Exercise directions ▸ Find every line below with "true" in it and give only how many there are.

Element data from apps and pages
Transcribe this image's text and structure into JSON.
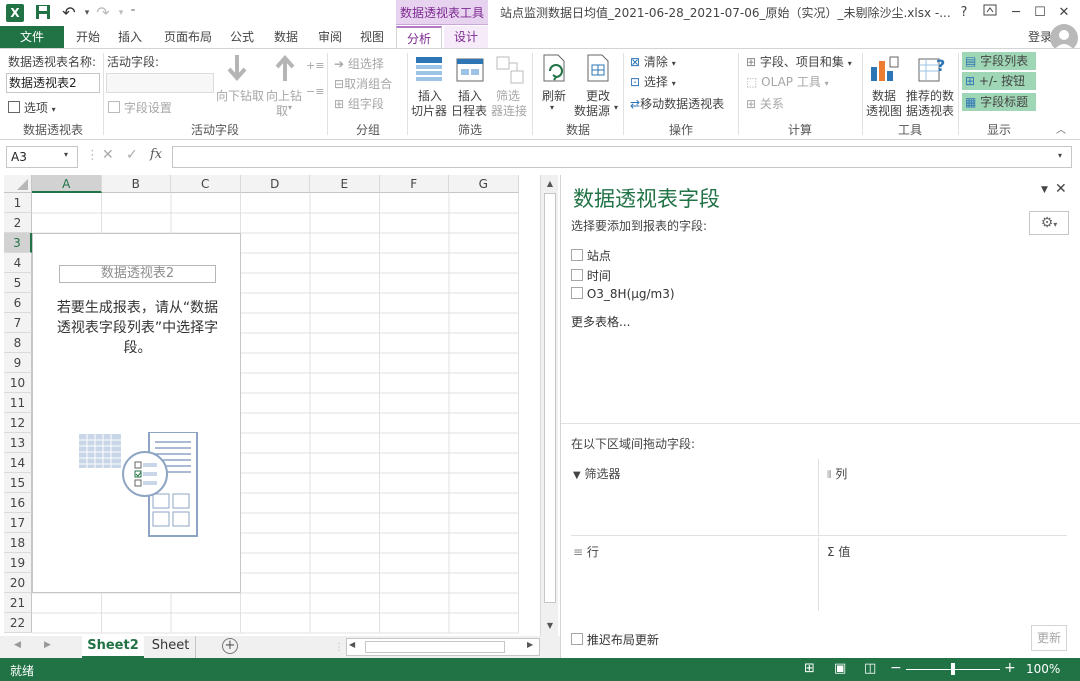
{
  "titlebar": {
    "context_tools": "数据透视表工具",
    "doc_title": "站点监测数据日均值_2021-06-28_2021-07-06_原始（实况）_未剔除沙尘.xlsx -...",
    "help": "?"
  },
  "tabs": {
    "file": "文件",
    "items": [
      "开始",
      "插入",
      "页面布局",
      "公式",
      "数据",
      "审阅",
      "视图"
    ],
    "analyze": "分析",
    "design": "设计",
    "login": "登录"
  },
  "ribbon": {
    "pivot_group": {
      "name_label": "数据透视表名称:",
      "name_value": "数据透视表2",
      "options": "选项",
      "label": "数据透视表"
    },
    "active_field_group": {
      "active_field_label": "活动字段:",
      "field_settings": "字段设置",
      "drill_down": "向下钻取",
      "drill_up_1": "向上钻",
      "drill_up_2": "取",
      "label": "活动字段"
    },
    "group_group": {
      "group_selection": "组选择",
      "ungroup": "取消组合",
      "group_field": "组字段",
      "label": "分组"
    },
    "filter_group": {
      "insert_slicer_1": "插入",
      "insert_slicer_2": "切片器",
      "insert_timeline_1": "插入",
      "insert_timeline_2": "日程表",
      "filter_conn_1": "筛选",
      "filter_conn_2": "器连接",
      "label": "筛选"
    },
    "data_group": {
      "refresh": "刷新",
      "change_source_1": "更改",
      "change_source_2": "数据源",
      "label": "数据"
    },
    "actions_group": {
      "clear": "清除",
      "select": "选择",
      "move": "移动数据透视表",
      "label": "操作"
    },
    "calc_group": {
      "fields_items": "字段、项目和集",
      "olap": "OLAP 工具",
      "relations": "关系",
      "label": "计算"
    },
    "tools_group": {
      "pivotchart_1": "数据",
      "pivotchart_2": "透视图",
      "recommended_1": "推荐的数",
      "recommended_2": "据透视表",
      "label": "工具"
    },
    "show_group": {
      "field_list": "字段列表",
      "buttons": "+/- 按钮",
      "headers": "字段标题",
      "label": "显示"
    }
  },
  "formula_bar": {
    "name_box": "A3",
    "fx": "fx"
  },
  "grid": {
    "columns": [
      "A",
      "B",
      "C",
      "D",
      "E",
      "F",
      "G"
    ],
    "rows": [
      "1",
      "2",
      "3",
      "4",
      "5",
      "6",
      "7",
      "8",
      "9",
      "10",
      "11",
      "12",
      "13",
      "14",
      "15",
      "16",
      "17",
      "18",
      "19",
      "20",
      "21",
      "22"
    ],
    "selected_cell": "A3"
  },
  "pivot_placeholder": {
    "name": "数据透视表2",
    "line1": "若要生成报表，请从“数据",
    "line2": "透视表字段列表”中选择字",
    "line3": "段。"
  },
  "sheets": {
    "tabs": [
      "Sheet2",
      "Sheet"
    ],
    "active": "Sheet2"
  },
  "field_pane": {
    "title": "数据透视表字段",
    "choose_label": "选择要添加到报表的字段:",
    "fields": [
      "站点",
      "时间",
      "O3_8H(μg/m3)"
    ],
    "more_tables": "更多表格...",
    "drag_label": "在以下区域间拖动字段:",
    "areas": {
      "filters": "筛选器",
      "columns": "列",
      "rows": "行",
      "values": "值"
    },
    "defer_label": "推迟布局更新",
    "update_button": "更新"
  },
  "status": {
    "ready": "就绪",
    "zoom": "100%",
    "zoom_fraction": 0.5
  },
  "colors": {
    "excel_green": "#217346",
    "context_purple": "#7d2a90",
    "highlight": "#9fd6b5"
  }
}
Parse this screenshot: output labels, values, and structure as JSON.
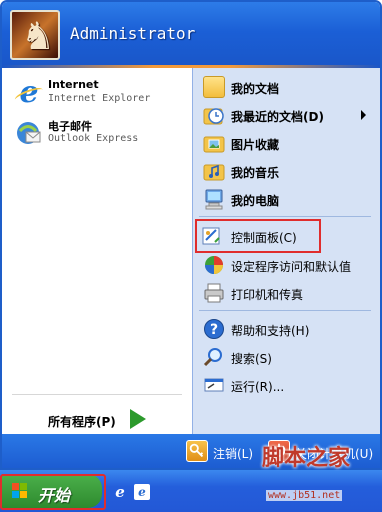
{
  "header": {
    "user_name": "Administrator"
  },
  "pinned": [
    {
      "title": "Internet",
      "subtitle": "Internet Explorer"
    },
    {
      "title": "电子邮件",
      "subtitle": "Outlook Express"
    }
  ],
  "all_programs": {
    "label": "所有程序(P)"
  },
  "right_items": {
    "my_documents": "我的文档",
    "recent_documents": "我最近的文档(D)",
    "my_pictures": "图片收藏",
    "my_music": "我的音乐",
    "my_computer": "我的电脑",
    "control_panel": "控制面板(C)",
    "program_access": "设定程序访问和默认值",
    "printers": "打印机和传真",
    "help": "帮助和支持(H)",
    "search": "搜索(S)",
    "run": "运行(R)..."
  },
  "footer": {
    "logoff": "注销(L)",
    "shutdown": "关闭计算机(U)"
  },
  "taskbar": {
    "start_label": "开始"
  },
  "watermark": {
    "site_name": "脚本之家",
    "site_url": "www.jb51.net"
  },
  "colors": {
    "highlight_box": "#e02d2d",
    "header_blue": "#1b5fd6",
    "start_green": "#2e8a2e",
    "right_pane": "#d6e2f5"
  }
}
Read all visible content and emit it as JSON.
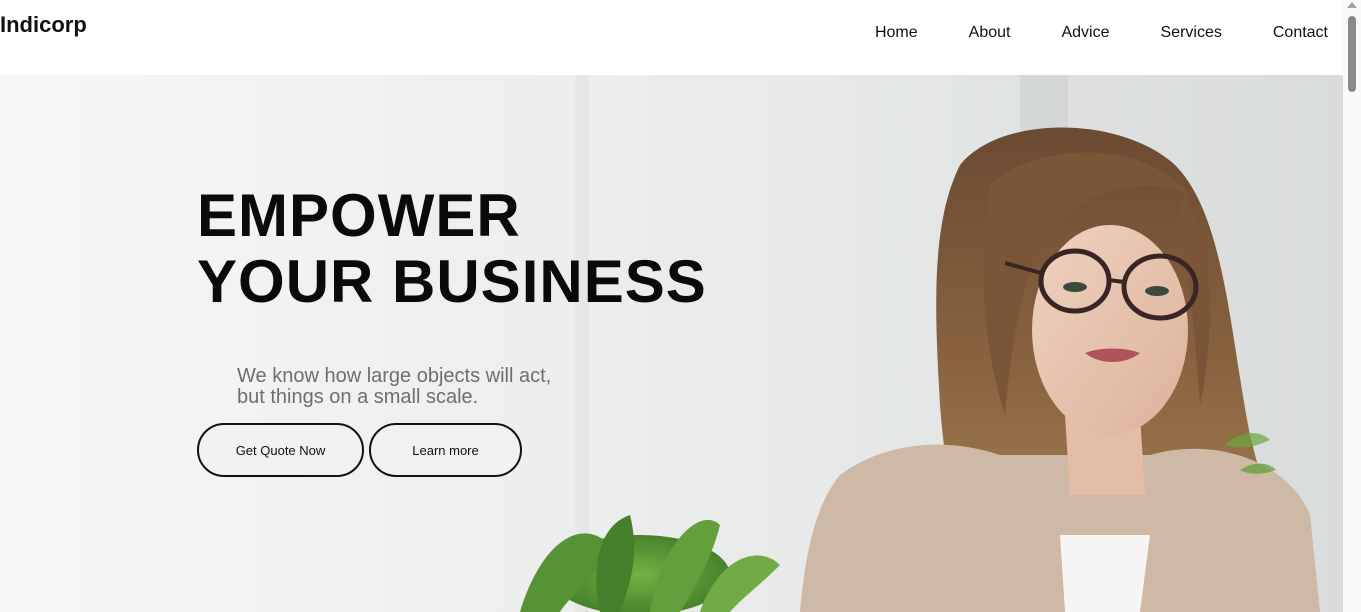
{
  "brand": {
    "name": "Indicorp"
  },
  "nav": {
    "items": [
      {
        "label": "Home"
      },
      {
        "label": "About"
      },
      {
        "label": "Advice"
      },
      {
        "label": "Services"
      },
      {
        "label": "Contact"
      }
    ]
  },
  "hero": {
    "title_line1": "EMPOWER",
    "title_line2": "YOUR BUSINESS",
    "subtitle_line1": "We know how large objects will act,",
    "subtitle_line2": "but things on a small scale.",
    "primary_button": "Get Quote Now",
    "secondary_button": "Learn more",
    "image_icon": "businesswoman-photo"
  },
  "colors": {
    "text": "#111111",
    "subtitle": "#6e6e6e",
    "button_bg": "#f1f1f1",
    "button_border": "#111111"
  }
}
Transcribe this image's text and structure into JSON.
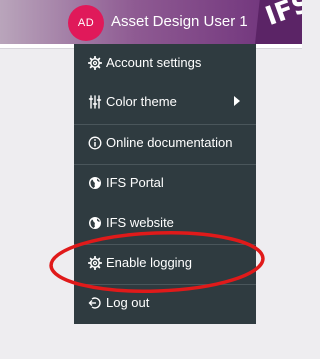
{
  "header": {
    "avatar_initials": "AD",
    "user_name": "Asset Design User 1",
    "logo_text": "IFS"
  },
  "colors": {
    "header_gradient_start": "#b9a5bb",
    "header_gradient_end": "#6b2d78",
    "avatar_bg": "#e0195a",
    "menu_bg": "#2f3b40",
    "annotation_ellipse": "#e01a1a"
  },
  "menu": {
    "items": [
      {
        "label": "Account settings",
        "icon": "gear-icon"
      },
      {
        "label": "Color theme",
        "icon": "sliders-icon",
        "has_submenu": true
      },
      {
        "label": "Online documentation",
        "icon": "info-icon"
      },
      {
        "label": "IFS Portal",
        "icon": "globe-icon"
      },
      {
        "label": "IFS website",
        "icon": "globe-icon"
      },
      {
        "label": "Enable logging",
        "icon": "gear-icon"
      },
      {
        "label": "Log out",
        "icon": "logout-icon"
      }
    ]
  }
}
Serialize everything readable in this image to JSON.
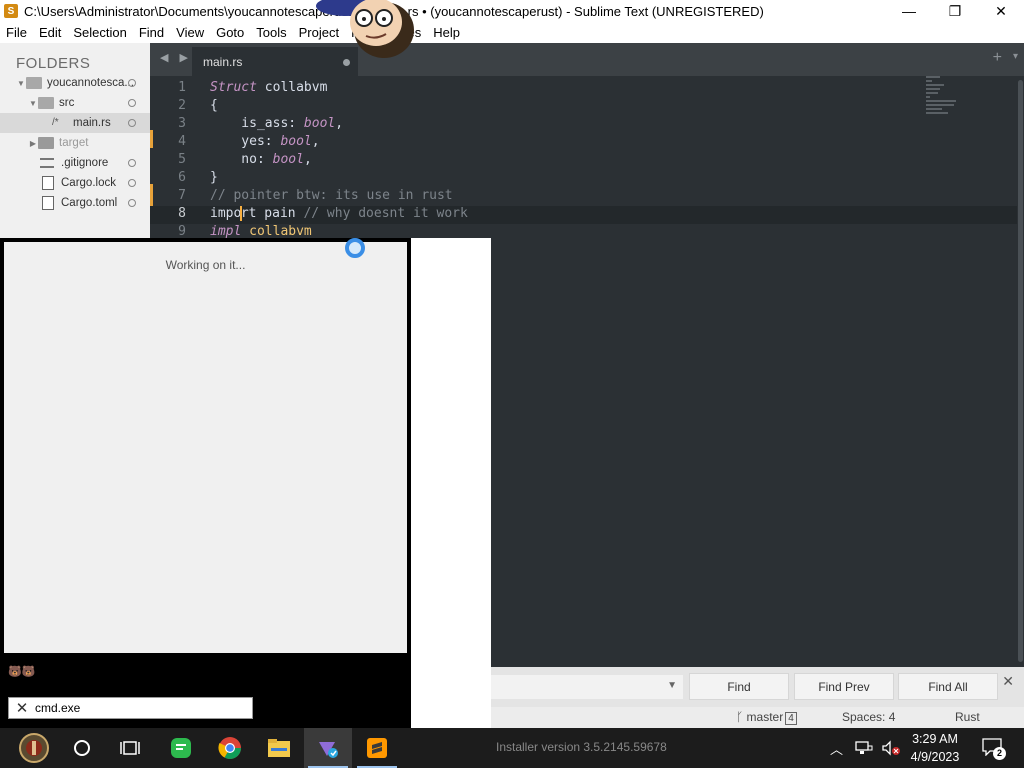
{
  "window": {
    "title": "C:\\Users\\Administrator\\Documents\\youcannotescaperust\\src\\main.rs • (youcannotescaperust) - Sublime Text (UNREGISTERED)",
    "minimize": "—",
    "maximize": "❐",
    "close": "✕"
  },
  "menu": [
    "File",
    "Edit",
    "Selection",
    "Find",
    "View",
    "Goto",
    "Tools",
    "Project",
    "Preferences",
    "Help"
  ],
  "sidebar": {
    "title": "FOLDERS",
    "items": [
      {
        "label": "youcannotesca...",
        "icon": "folder-open-icon"
      },
      {
        "label": "src",
        "icon": "folder-open-icon"
      },
      {
        "label": "main.rs",
        "icon": "rust-file-icon"
      },
      {
        "label": "target",
        "icon": "folder-icon"
      },
      {
        "label": ".gitignore",
        "icon": "text-file-icon"
      },
      {
        "label": "Cargo.lock",
        "icon": "file-icon"
      },
      {
        "label": "Cargo.toml",
        "icon": "file-icon"
      }
    ]
  },
  "tabs": {
    "nav_label": "◀ ▶",
    "active_tab": "main.rs",
    "plus": "+",
    "chevron": "▾"
  },
  "editor": {
    "lines": [
      {
        "n": "1",
        "tokens": [
          {
            "t": "Struct",
            "c": "kw"
          },
          {
            "t": " collabvm",
            "c": "plain"
          }
        ]
      },
      {
        "n": "2",
        "tokens": [
          {
            "t": "{",
            "c": "punct"
          }
        ]
      },
      {
        "n": "3",
        "tokens": [
          {
            "t": "    is_ass: ",
            "c": "plain"
          },
          {
            "t": "bool",
            "c": "ty"
          },
          {
            "t": ",",
            "c": "plain"
          }
        ]
      },
      {
        "n": "4",
        "tokens": [
          {
            "t": "    yes: ",
            "c": "plain"
          },
          {
            "t": "bool",
            "c": "ty"
          },
          {
            "t": ",",
            "c": "plain"
          }
        ]
      },
      {
        "n": "5",
        "tokens": [
          {
            "t": "    no: ",
            "c": "plain"
          },
          {
            "t": "bool",
            "c": "ty"
          },
          {
            "t": ",",
            "c": "plain"
          }
        ]
      },
      {
        "n": "6",
        "tokens": [
          {
            "t": "}",
            "c": "punct"
          }
        ]
      },
      {
        "n": "7",
        "tokens": [
          {
            "t": "// pointer btw: its use in rust",
            "c": "cmt"
          }
        ]
      },
      {
        "n": "8",
        "tokens": [
          {
            "t": "impo",
            "c": "plain"
          },
          {
            "t": "|",
            "c": "cursor"
          },
          {
            "t": "rt pain ",
            "c": "plain"
          },
          {
            "t": "// why doesnt it work",
            "c": "cmt"
          }
        ]
      },
      {
        "n": "9",
        "tokens": [
          {
            "t": "impl",
            "c": "kw"
          },
          {
            "t": " collabvm",
            "c": "nm"
          }
        ]
      }
    ]
  },
  "progress": {
    "message": "Working on it..."
  },
  "cmd": {
    "emoji": "🐻🐻",
    "close": "✕",
    "value": "cmd.exe"
  },
  "findbar": {
    "dropdown": "▼",
    "find": "Find",
    "find_prev": "Find Prev",
    "find_all": "Find All",
    "close": "✕"
  },
  "statusbar": {
    "branch": "master",
    "branch_count": "4",
    "spaces": "Spaces: 4",
    "syntax": "Rust"
  },
  "taskbar": {
    "installer_text": "Installer version 3.5.2145.59678",
    "time": "3:29 AM",
    "date": "4/9/2023",
    "notification_count": "2"
  }
}
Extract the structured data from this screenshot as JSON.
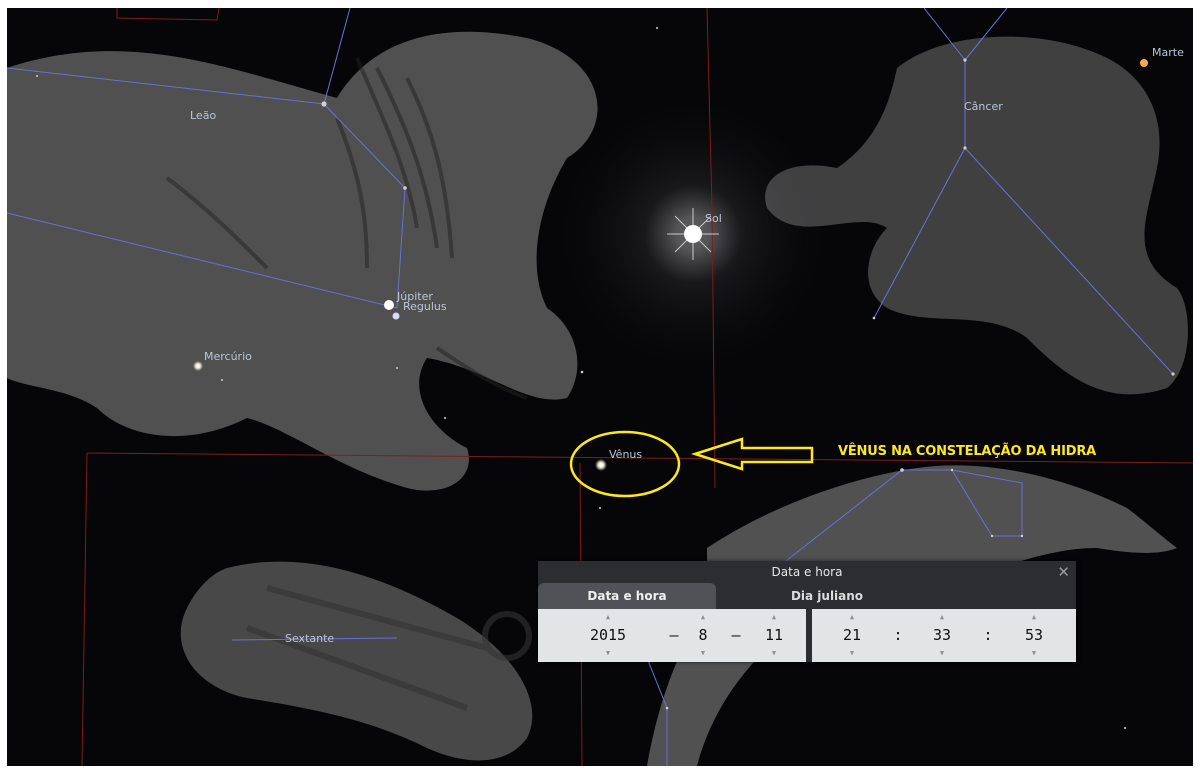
{
  "sky_labels": {
    "leao": "Leão",
    "cancer": "Câncer",
    "marte": "Marte",
    "sol": "Sol",
    "jupiter": "Júpiter",
    "regulus": "Regulus",
    "mercurio": "Mercúrio",
    "venus": "Vênus",
    "sextante": "Sextante"
  },
  "annotation": "VÊNUS NA CONSTELAÇÃO DA HIDRA",
  "colors": {
    "highlight": "#ffe81a",
    "constellation_line": "#6a6fd8",
    "boundary_line": "#8a1f1f"
  },
  "dialog": {
    "title": "Data e hora",
    "close_icon": "close-icon",
    "tabs": [
      "Data e hora",
      "Dia juliano"
    ],
    "active_tab": "Data e hora",
    "year": "2015",
    "month": "8",
    "day": "11",
    "hour": "21",
    "minute": "33",
    "second": "53",
    "date_sep": "–",
    "time_sep": ":"
  }
}
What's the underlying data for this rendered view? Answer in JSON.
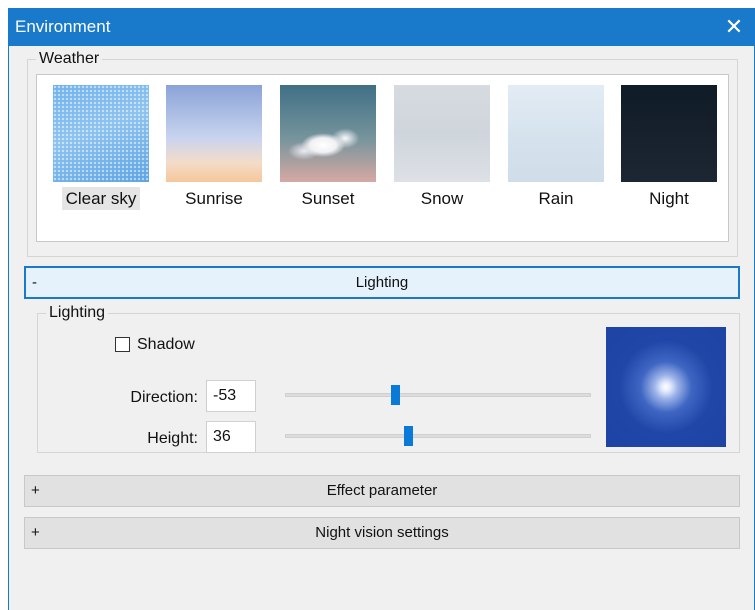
{
  "window": {
    "title": "Environment",
    "close_glyph": "✕",
    "accent_color": "#1979ca"
  },
  "weather": {
    "legend": "Weather",
    "items": [
      {
        "label": "Clear sky",
        "selected": true
      },
      {
        "label": "Sunrise",
        "selected": false
      },
      {
        "label": "Sunset",
        "selected": false
      },
      {
        "label": "Snow",
        "selected": false
      },
      {
        "label": "Rain",
        "selected": false
      },
      {
        "label": "Night",
        "selected": false
      }
    ]
  },
  "sections": {
    "lighting": {
      "sign": "-",
      "title": "Lighting",
      "expanded": true
    },
    "effect": {
      "sign": "+",
      "title": "Effect parameter",
      "expanded": false
    },
    "night_vision": {
      "sign": "+",
      "title": "Night vision settings",
      "expanded": false
    }
  },
  "lighting": {
    "legend": "Lighting",
    "shadow": {
      "label": "Shadow",
      "checked": false
    },
    "direction": {
      "label": "Direction:",
      "value": "-53",
      "slider_fraction": 0.36
    },
    "height": {
      "label": "Height:",
      "value": "36",
      "slider_fraction": 0.4
    },
    "preview_color": "#1d44a4"
  }
}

Solved problem ▸ 3